(Records from a data collection)
=====

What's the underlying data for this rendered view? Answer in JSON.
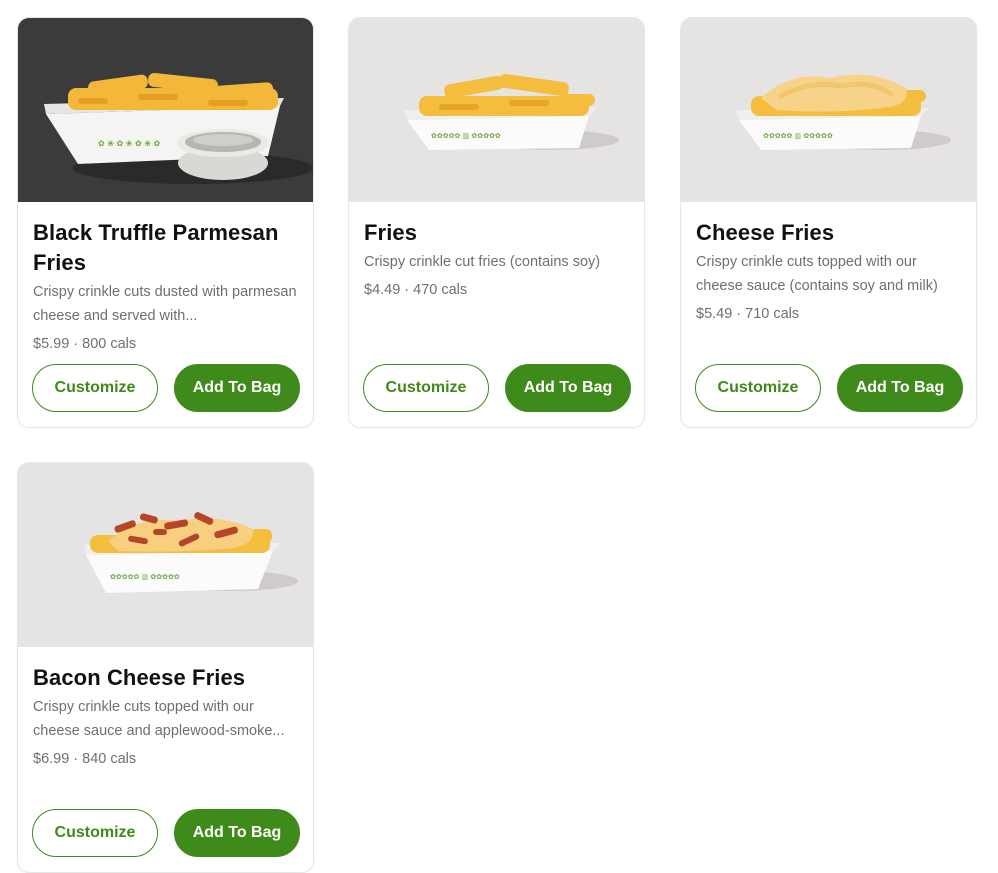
{
  "colors": {
    "brand_green": "#3e8a1a",
    "card_border": "#e8e6e6",
    "muted_text": "#6f6f6f"
  },
  "menu_items": [
    {
      "title": "Black Truffle Parmesan Fries",
      "description": "Crispy crinkle cuts dusted with parmesan cheese and served with...",
      "price": "$5.99",
      "calories": "800 cals",
      "customize_label": "Customize",
      "add_label": "Add To Bag",
      "image": "fries-with-truffle-dip-photo"
    },
    {
      "title": "Fries",
      "description": "Crispy crinkle cut fries (contains soy)",
      "price": "$4.49",
      "calories": "470 cals",
      "customize_label": "Customize",
      "add_label": "Add To Bag",
      "image": "fries-photo"
    },
    {
      "title": "Cheese Fries",
      "description": "Crispy crinkle cuts topped with our cheese sauce (contains soy and milk)",
      "price": "$5.49",
      "calories": "710 cals",
      "customize_label": "Customize",
      "add_label": "Add To Bag",
      "image": "cheese-fries-photo"
    },
    {
      "title": "Bacon Cheese Fries",
      "description": "Crispy crinkle cuts topped with our cheese sauce and applewood-smoke...",
      "price": "$6.99",
      "calories": "840 cals",
      "customize_label": "Customize",
      "add_label": "Add To Bag",
      "image": "bacon-cheese-fries-photo"
    }
  ],
  "separator": "·"
}
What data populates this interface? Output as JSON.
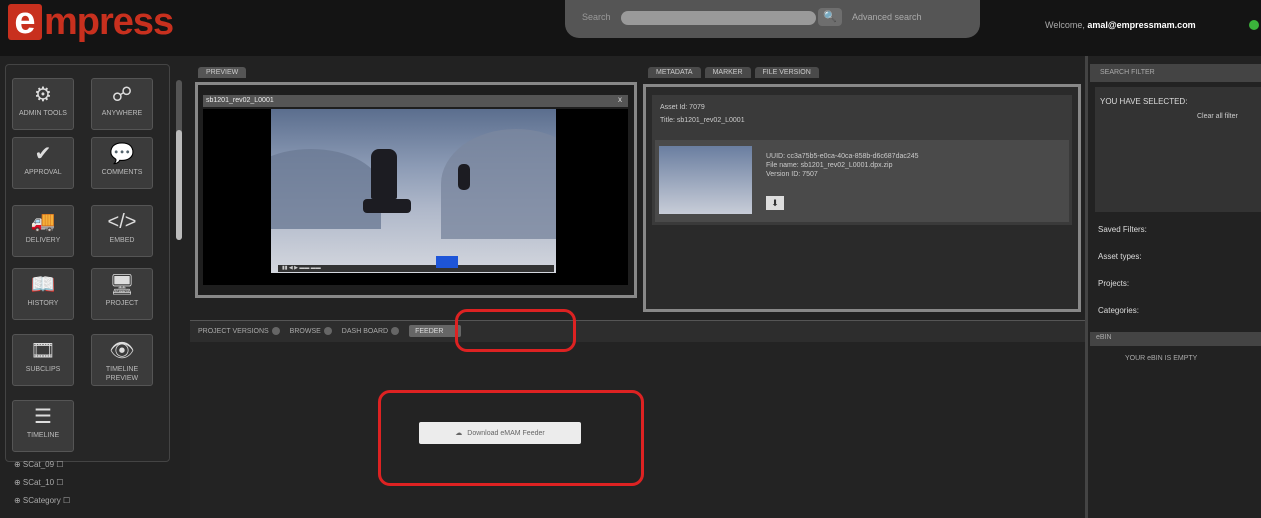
{
  "header": {
    "logo_first": "e",
    "logo_rest": "mpress",
    "search_label": "Search",
    "search_placeholder": "",
    "advanced_search": "Advanced search",
    "welcome": "Welcome, ",
    "user": "amal@empressmam.com"
  },
  "tools": [
    {
      "label": "ADMIN TOOLS",
      "icon": "gear-icon",
      "glyph": "⚙"
    },
    {
      "label": "ANYWHERE",
      "icon": "share-icon",
      "glyph": "☍"
    },
    {
      "label": "APPROVAL",
      "icon": "checkmark-icon",
      "glyph": "✔"
    },
    {
      "label": "COMMENTS",
      "icon": "speech-bubble-icon",
      "glyph": "💬"
    },
    {
      "label": "DELIVERY",
      "icon": "truck-icon",
      "glyph": "🚚"
    },
    {
      "label": "EMBED",
      "icon": "code-icon",
      "glyph": "</>"
    },
    {
      "label": "HISTORY",
      "icon": "book-icon",
      "glyph": "📖"
    },
    {
      "label": "PROJECT",
      "icon": "monitor-icon",
      "glyph": "🖥"
    },
    {
      "label": "SUBCLIPS",
      "icon": "film-icon",
      "glyph": "🎞"
    },
    {
      "label": "TIMELINE PREVIEW",
      "icon": "eye-icon",
      "glyph": "👁"
    },
    {
      "label": "TIMELINE",
      "icon": "list-icon",
      "glyph": "☰"
    }
  ],
  "categories": [
    "SCat_09",
    "SCat_10",
    "SCategory"
  ],
  "preview": {
    "tab": "PREVIEW",
    "title": "sb1201_rev02_L0001",
    "close": "x"
  },
  "metadata": {
    "tabs": [
      "METADATA",
      "MARKER",
      "FILE VERSION"
    ],
    "asset_id": "Asset Id: 7079",
    "title": "Title: sb1201_rev02_L0001",
    "uuid": "UUID: cc3a75b5-e0ca-40ca-858b-d6c687dac245",
    "file_name": "File name: sb1201_rev02_L0001.dpx.zip",
    "version_id": "Version ID: 7507"
  },
  "bottom_tabs": [
    {
      "label": "PROJECT VERSIONS",
      "active": false
    },
    {
      "label": "BROWSE",
      "active": false
    },
    {
      "label": "DASH BOARD",
      "active": false
    },
    {
      "label": "FEEDER",
      "active": true
    }
  ],
  "download_button": "Download eMAM Feeder",
  "search_filter": {
    "heading": "SEARCH FILTER",
    "you_selected": "YOU HAVE SELECTED:",
    "clear": "Clear all filter",
    "saved_filters": "Saved Filters:",
    "asset_types": "Asset types:",
    "projects": "Projects:",
    "categories": "Categories:"
  },
  "ebin": {
    "heading": "eBIN",
    "empty": "YOUR eBIN IS EMPTY"
  },
  "colors": {
    "brand": "#c8301e",
    "highlight": "#dd2222",
    "online": "#3bb33b"
  }
}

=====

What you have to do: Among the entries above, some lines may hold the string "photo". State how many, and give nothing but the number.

Exercise response: 4